Introductory Seminars for First-Year Students

Visible Bodies: Black Female Authors and the Politics of Publishing in Africa


Where are the African female writers of the twentieth century and the present day? This Introductory Seminar addresses the critical problem of the marginalization of black female authors within established canons of modern African literature. We will explore, analyse and interrogate the reasons why, and the ways in which, women-authored bodies of work from this period continue to be lost, misplaced, forgotten, and ignored by a male-dominated and largely European/white publishing industry in the context of colonialism, apartheid and globalization. 

You will be introduced to key twentieth-century and more contemporary female authors from Africa, some of them published but many more unpublished or out-of-print. The class will look at the challenges these female authors faced in publishing, including how they navigated a hostile publishing industry and a lack of funding and intellectual support for black writers, especially female writers. 

We will also examine the strategies these writers used to mitigate their apparent marginality, including looking at how women self-published, how they used newspapers as publication venues, how they have increasingly turned to digital platforms, and how many sought international publishing networks outside of the African continent. As one of the primary assessments for the seminar, you will be asked to conceptualize and design an in-depth and imaginative pitch for a new publishing platform that specializes in African female authors. 

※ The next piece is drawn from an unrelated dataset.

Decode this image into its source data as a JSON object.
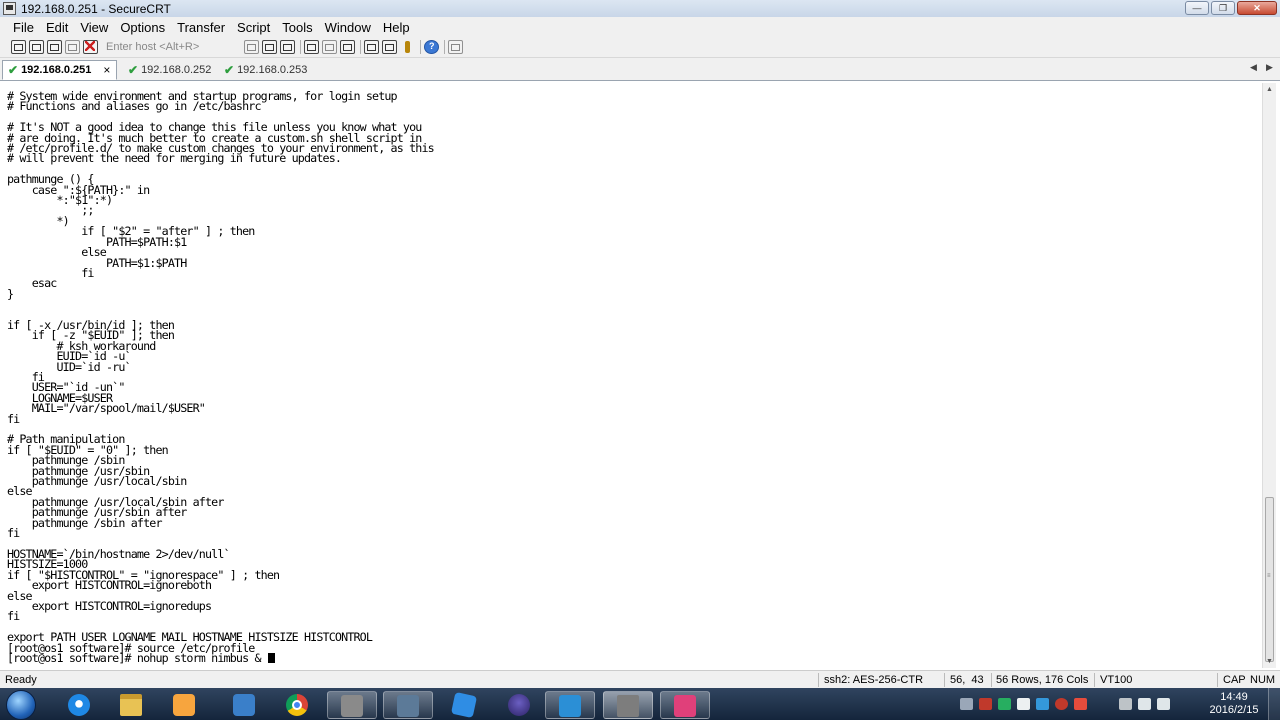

You will also have the opportunity for in-depth engagement (both in class and in one-on-one mentor sessions) with a range of leading pioneers in the field of publishing and literature in Africa. Figures like Ainehi Edoro (founder of Brittle Paper) and Zukiswa Wanner (prize-winning author of The Madams and Men of the South), amongst others, will be guests to our Zoom classroom. One of our industry specialists will meet with you to offer detailed feedback on your proposal for your imagined publishing platform. 

You can expect a roughly 50/50 division between synchronous and asynchronous learning, as well as plenty of opportunity to collaborate with peers in smaller settings.

Meet the Instructor(s)

Joel Cabrita

"I was born and raised in Southern Africa (born in Zimbabwe, and raised in the kingdom of Eswatini), and all of my family are from that region. My conviction is that studying Southern Africa as a white historian must involve a not-always-easy process of self-examination. This includes a recognition of my own privilege and my family’s embeddedness within a colonial past that has benefitted white residents of Southern Africa. In my ongoing work on black female writers, I look critically at issues of representation, authenticity, legitimacy, and gatekeeping, and interrogate how the literary-academic establishment authorizes certain voices as valid and excludes others. I sincerely hope you will join me in this journey through a shifting and contested landscape of knowledge, authorship, race, and gender."